A new hybrid auction process used for the
initial public offering was designed to give the company and underwriters led by Goldman Sachs a better read of investor demand than the traditional IPO procedure and allow for pricing closer to market.
But judging from the 86% gain in DoorDash stock (ticker: DASH) on its first day of trading Wednesday, the hybrid auction process didn’t accomplish that goal.
The offering of 33 million shares was priced at $102, above the pricing range of $90 to $95, and then soared to close Wednesday at $189.51, valuing DoorDash at about $72 billion based on a fully diluted share count.
It appears that DoorDash got what it desired—a more detailed list of what big investors were willing to pay for its stock—and still chose to price it cheaply relative to demand. DoorDash apparently wanted to direct stock to certain favored investors who weren’t the highest bidders.
The guiding principle here seems to be that some institutional investors are better than others, with favored ones supposedly more supportive of the company and more inclined to hold stock for an extended period rather than flipping it on the first day of trading. DoorDash declined to comment.
The hybrid auction process is just that. Companies, aided by their IPO underwriters, get a read on demand and then choose to price the deal where they want and allocate stock to whom they choose. That is why the process has been described as “bid like an auction, allocate like a traditional IPO.”
DoorDash was unwilling to do a full Dutch auction in which it would have committed to allocate stock only to the highest bidders as
(GOOGL) did with its 2004 IPO.
There could be a similar pop in
when it starts trading Thursday. It has priced its $3.5 billion IPO of 51.5 million shares at $68, 13% above the top of the pricing range of $60 a share. This values Airbnb at about $47 billion based on a fully diluted share count. Airbnb will trade on the Nasdaq under the ticker ABNB.
The Airbnb IPO is using the hybrid auction originally employed by the
(U) IPO in September. It is being underwritten by a group led by Morgan Stanley.
If Airbnb has anything like a DoorDash-type first-day gain, it could trade Thursday above $100 a share.
Some of the big gain in DoorDash stock Wednesday also reflects the frothy market for IPOs, particularly those in hot technology and consumer sectors.
And the deal wasn’t priced cheaply based on DoorDash’s financial results given that it operated at loss — $149 million—in the first nine months of 2020.
The IPO price of $102 valued DoorDash at more than 10 times projected 2020 sales, in line with the most richly valued global comparable company,
(MPNGF) of China. DoorDash is much more expensive based on sales than its smaller U.S. rival

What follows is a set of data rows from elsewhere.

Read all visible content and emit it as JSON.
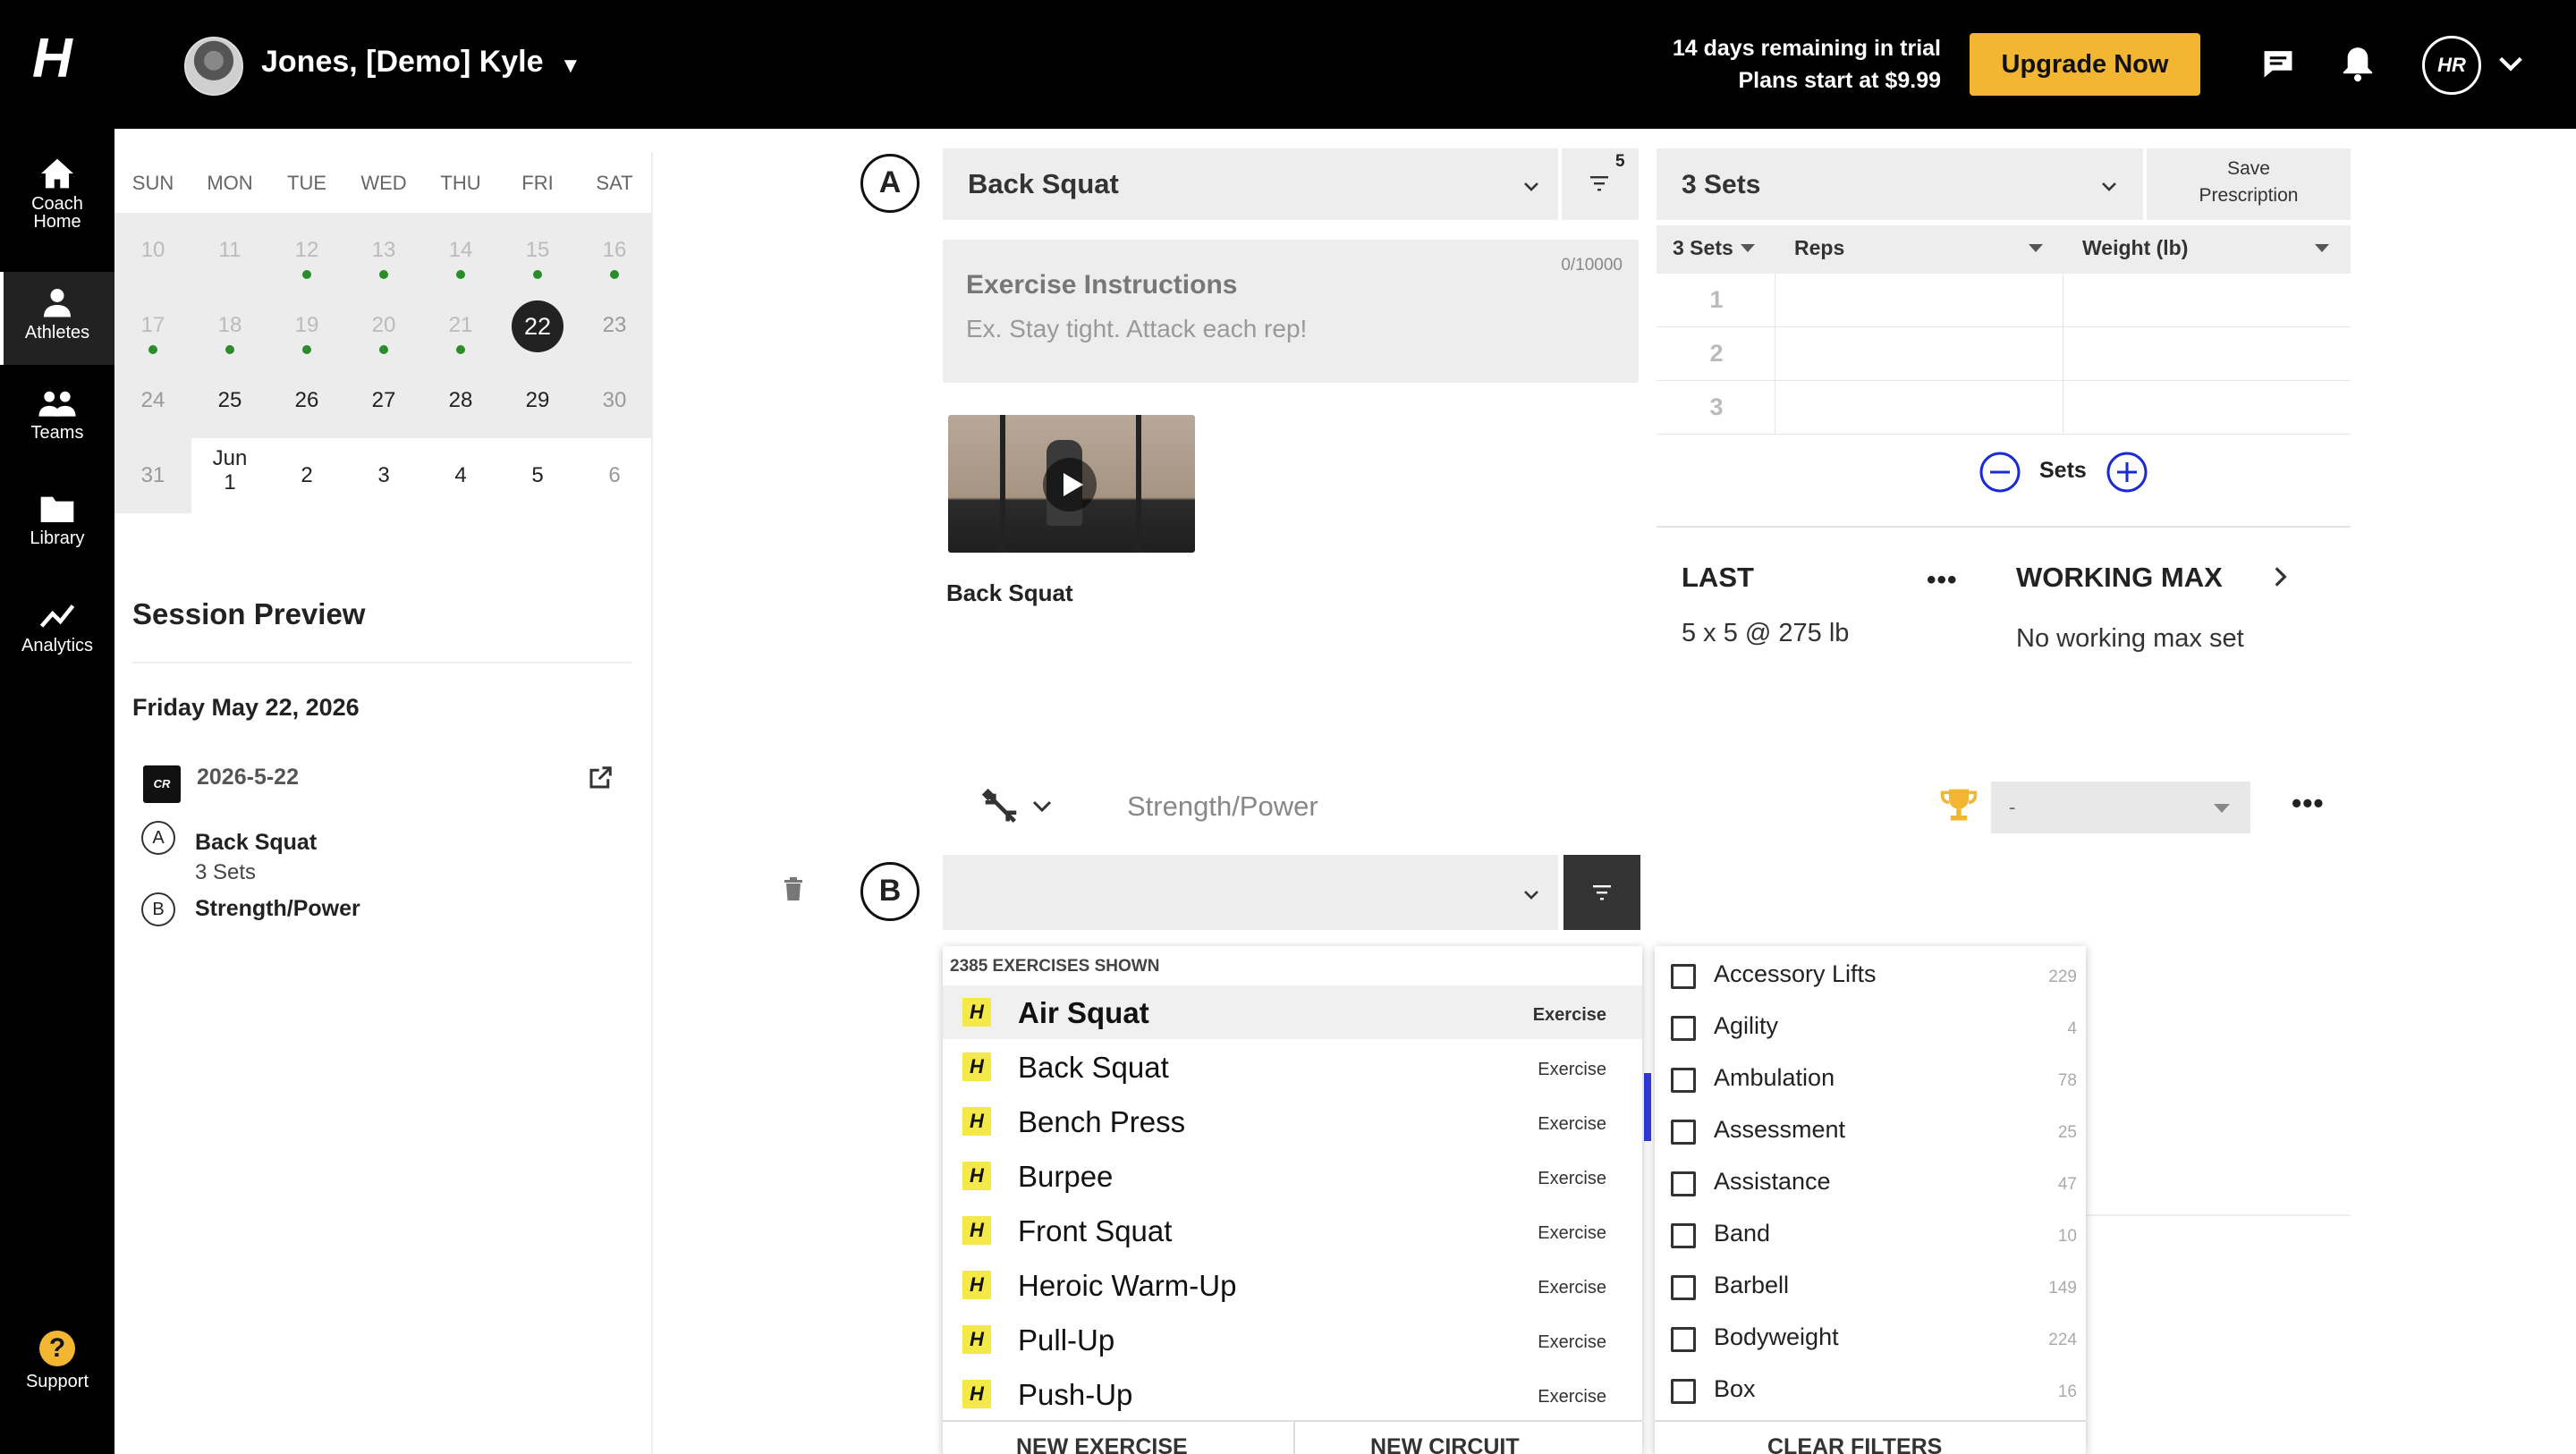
{
  "header": {
    "logo": "H",
    "athlete_name": "Jones, [Demo] Kyle",
    "trial_line1": "14 days remaining in trial",
    "trial_line2": "Plans start at $9.99",
    "upgrade_label": "Upgrade Now",
    "user_initials": "HR"
  },
  "nav": {
    "items": [
      {
        "label1": "Coach",
        "label2": "Home",
        "icon": "home-icon"
      },
      {
        "label": "Athletes",
        "icon": "person-icon"
      },
      {
        "label": "Teams",
        "icon": "group-icon"
      },
      {
        "label": "Library",
        "icon": "folder-icon"
      },
      {
        "label": "Analytics",
        "icon": "trend-icon"
      }
    ],
    "support_label": "Support",
    "support_glyph": "?"
  },
  "calendar": {
    "weekdays": [
      "SUN",
      "MON",
      "TUE",
      "WED",
      "THU",
      "FRI",
      "SAT"
    ],
    "rows": [
      [
        "10",
        "11",
        "12",
        "13",
        "14",
        "15",
        "16"
      ],
      [
        "17",
        "18",
        "19",
        "20",
        "21",
        "22",
        "23"
      ],
      [
        "24",
        "25",
        "26",
        "27",
        "28",
        "29",
        "30"
      ],
      [
        "31",
        "1",
        "2",
        "3",
        "4",
        "5",
        "6"
      ]
    ],
    "month_label": "Jun"
  },
  "session": {
    "title": "Session Preview",
    "date": "Friday May 22, 2026",
    "badge": "CR",
    "code": "2026-5-22",
    "items": [
      {
        "letter": "A",
        "name": "Back Squat",
        "detail": "3 Sets"
      },
      {
        "letter": "B",
        "name": "Strength/Power"
      }
    ]
  },
  "exercise_a": {
    "letter": "A",
    "name": "Back Squat",
    "filter_count": "5",
    "instructions_label": "Exercise Instructions",
    "instructions_placeholder": "Ex. Stay tight. Attack each rep!",
    "instructions_counter": "0/10000",
    "video_label": "Back Squat"
  },
  "prescription": {
    "sets_select": "3 Sets",
    "save_line1": "Save",
    "save_line2": "Prescription",
    "columns": [
      "3 Sets",
      "Reps",
      "Weight (lb)"
    ],
    "rows": [
      "1",
      "2",
      "3"
    ],
    "sets_label": "Sets",
    "last_title": "LAST",
    "last_value": "5 x 5 @ 275 lb",
    "working_max_title": "WORKING MAX",
    "working_max_value": "No working max set",
    "more": "•••"
  },
  "circuit": {
    "name": "Strength/Power",
    "scoring_value": "-",
    "more": "•••"
  },
  "exercise_b": {
    "letter": "B"
  },
  "dropdown": {
    "shown_count": "2385 EXERCISES SHOWN",
    "options": [
      {
        "name": "Air Squat",
        "type": "Exercise"
      },
      {
        "name": "Back Squat",
        "type": "Exercise"
      },
      {
        "name": "Bench Press",
        "type": "Exercise"
      },
      {
        "name": "Burpee",
        "type": "Exercise"
      },
      {
        "name": "Front Squat",
        "type": "Exercise"
      },
      {
        "name": "Heroic Warm-Up",
        "type": "Exercise"
      },
      {
        "name": "Pull-Up",
        "type": "Exercise"
      },
      {
        "name": "Push-Up",
        "type": "Exercise"
      }
    ],
    "new_exercise": "NEW EXERCISE",
    "new_circuit": "NEW CIRCUIT"
  },
  "filters": {
    "items": [
      {
        "name": "Accessory Lifts",
        "count": "229"
      },
      {
        "name": "Agility",
        "count": "4"
      },
      {
        "name": "Ambulation",
        "count": "78"
      },
      {
        "name": "Assessment",
        "count": "25"
      },
      {
        "name": "Assistance",
        "count": "47"
      },
      {
        "name": "Band",
        "count": "10"
      },
      {
        "name": "Barbell",
        "count": "149"
      },
      {
        "name": "Bodyweight",
        "count": "224"
      },
      {
        "name": "Box",
        "count": "16"
      }
    ],
    "clear_label": "CLEAR FILTERS"
  },
  "colors": {
    "accent": "#f2b632",
    "calendar_dot": "#2a8c2a",
    "sets_control": "#1a2bd6",
    "logo_tile": "#f5e94a"
  }
}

(GRUB), which is valued at four times 2020 sales. (Grubhub has agreed to be acquired by Amsterdam-based
Just Eat Takeaway.com
(TKAYY) in an all-stock deal valued in June $7.3 billion.)
One takeaway from the DoorDash deal is that big, favored institutional investors know that they don’t have to bid aggressively and still get allocated stock.
IPO critics like venture capitalist Bill Gurley of Benchmark have blasted Wall Street, writing earlier this year that the process is “robbing Silicon Valley founders, employees, and investors of billions of dollars each year.”
But overlooked is that Silicon Valley companies don’t appear to want to maximize IPO proceeds and would rather dole out stock to favored investors. If they did want to get the most money in their public debuts, they would commit to a true auction process.
The fault with the IPO process may lie with Silicon Valley and not Wall Street, which merely does what the client wants.
Write to Andrew Bary at firstname.lastname@example.org